Residual strain in injection molded specimens of linear polymer (polystyrene) is photoelastically analyzed. In the samples, isochromatic patterns of high orders are observed. The retardation observed seems to be based upon two types of residual strains: (1) frozen molecular orientation caused by the flow of molten linear polymer in molding process, and (2) that by thermal stress as the result of quenching in dies. This is ascertained by the fact that isochromatic patterns are scarecely changed when sliced at an ordinary temperature, and that a remarkable decreasing of isochromatic fringe order occurs accompanying shrinkage and deformation of the samples when annealed at temperatures higher than the secondary transition point. Principal stress trajectories derived from isoclinic patterns seem to coincide with thedirection of flow in molten linear polymer. Therefore, photoelastic analysis may also be applied to study the state of flow of molten polymer in molding process. A few results on the relations between the maximum isochromatic fringe orders in molded specimens and molding conditions were obtained.
Using the apparatus and methods previously reported by the author1), 2), reflection characteristics of several kinds of ground glass, prepared by rubbing with alundum of 100 to 300 mesh, are measured.

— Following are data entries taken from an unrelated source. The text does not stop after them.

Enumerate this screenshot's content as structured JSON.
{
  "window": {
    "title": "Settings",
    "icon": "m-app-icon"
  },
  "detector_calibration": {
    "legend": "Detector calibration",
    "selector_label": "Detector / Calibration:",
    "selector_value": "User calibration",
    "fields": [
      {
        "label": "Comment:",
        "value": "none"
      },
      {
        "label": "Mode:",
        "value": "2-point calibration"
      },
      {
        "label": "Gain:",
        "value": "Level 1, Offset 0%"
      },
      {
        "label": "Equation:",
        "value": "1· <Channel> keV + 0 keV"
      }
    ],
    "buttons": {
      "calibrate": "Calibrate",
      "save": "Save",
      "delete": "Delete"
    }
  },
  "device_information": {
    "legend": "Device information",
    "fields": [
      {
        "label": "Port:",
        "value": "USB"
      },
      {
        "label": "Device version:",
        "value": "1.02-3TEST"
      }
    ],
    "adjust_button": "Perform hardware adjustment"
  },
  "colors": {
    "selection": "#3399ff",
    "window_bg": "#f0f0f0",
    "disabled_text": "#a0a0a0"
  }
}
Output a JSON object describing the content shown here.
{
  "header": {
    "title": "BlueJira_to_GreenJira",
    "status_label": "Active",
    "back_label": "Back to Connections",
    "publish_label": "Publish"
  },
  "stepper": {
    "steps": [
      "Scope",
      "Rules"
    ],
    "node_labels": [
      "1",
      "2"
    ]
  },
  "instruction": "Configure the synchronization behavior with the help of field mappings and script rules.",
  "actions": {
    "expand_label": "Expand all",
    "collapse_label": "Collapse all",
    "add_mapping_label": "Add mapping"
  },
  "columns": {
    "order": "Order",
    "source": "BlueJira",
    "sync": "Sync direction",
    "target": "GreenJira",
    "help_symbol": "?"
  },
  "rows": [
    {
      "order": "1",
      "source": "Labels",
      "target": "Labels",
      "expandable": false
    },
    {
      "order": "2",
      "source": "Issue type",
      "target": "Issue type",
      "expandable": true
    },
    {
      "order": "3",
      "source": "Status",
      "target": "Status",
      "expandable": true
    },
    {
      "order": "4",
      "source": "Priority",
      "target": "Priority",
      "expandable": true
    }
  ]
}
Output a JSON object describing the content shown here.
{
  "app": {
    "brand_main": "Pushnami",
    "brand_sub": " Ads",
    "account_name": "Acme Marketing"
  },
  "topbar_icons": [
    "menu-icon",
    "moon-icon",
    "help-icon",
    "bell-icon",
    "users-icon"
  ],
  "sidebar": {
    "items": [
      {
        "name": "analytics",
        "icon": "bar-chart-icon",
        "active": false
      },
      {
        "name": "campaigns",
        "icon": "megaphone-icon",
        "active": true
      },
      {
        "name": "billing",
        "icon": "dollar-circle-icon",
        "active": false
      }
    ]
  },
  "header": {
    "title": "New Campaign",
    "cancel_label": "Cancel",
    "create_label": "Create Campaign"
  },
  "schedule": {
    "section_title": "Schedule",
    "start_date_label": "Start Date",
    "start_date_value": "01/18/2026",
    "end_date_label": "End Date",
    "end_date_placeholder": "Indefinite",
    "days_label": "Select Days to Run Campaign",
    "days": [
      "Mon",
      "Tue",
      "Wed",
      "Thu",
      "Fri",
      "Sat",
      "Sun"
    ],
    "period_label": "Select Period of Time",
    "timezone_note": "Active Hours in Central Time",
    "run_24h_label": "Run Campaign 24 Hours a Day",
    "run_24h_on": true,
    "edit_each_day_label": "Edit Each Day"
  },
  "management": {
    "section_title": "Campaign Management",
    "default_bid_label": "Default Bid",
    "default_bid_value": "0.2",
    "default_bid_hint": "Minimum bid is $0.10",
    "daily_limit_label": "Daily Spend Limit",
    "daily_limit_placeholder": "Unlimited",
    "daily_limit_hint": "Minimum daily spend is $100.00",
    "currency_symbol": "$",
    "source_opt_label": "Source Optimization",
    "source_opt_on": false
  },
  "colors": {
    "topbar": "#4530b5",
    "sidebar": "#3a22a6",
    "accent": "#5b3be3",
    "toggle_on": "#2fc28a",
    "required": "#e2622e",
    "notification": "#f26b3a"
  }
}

The results obtained are as follows: 1. The distribution of the relative area of mirror facets having various inclination to the mean surface resembles normal distribution, but the kurtosis index is somewhat larger. 2. When the incidence or reflecting angle is larger than 50°, the maskings of mirror facets occur and the coarser the roughness of the surface, the larger the magnitude of the maskings. 3. If the distribution of mirror facets is represented by the normal distribution function having the standard deviation of about 18° and the masking of them by the exponential function, the reflection characteristics of ground glass can be approximately explained by the combination of these two functions.
The authors presented previously a graph showing the mutual relation between aberrations and central obstruction of reflecting microscope objectives. Results of further scrutiny of this graph are described. Best solutions for aspherical objectives lie on a straight line. These solutions have a small central obstruction (0.3>R>0.2) and no comatic aberration but a large negative spherical aberration. Plane parallel glass plates have a large positive spherical aberration and cancel this negative aberration. The residual aberrations are eliminated by aspherising a concave mirror. As a practical example, an objective of NA=0.65, R=0.26 for visible light is illustrated.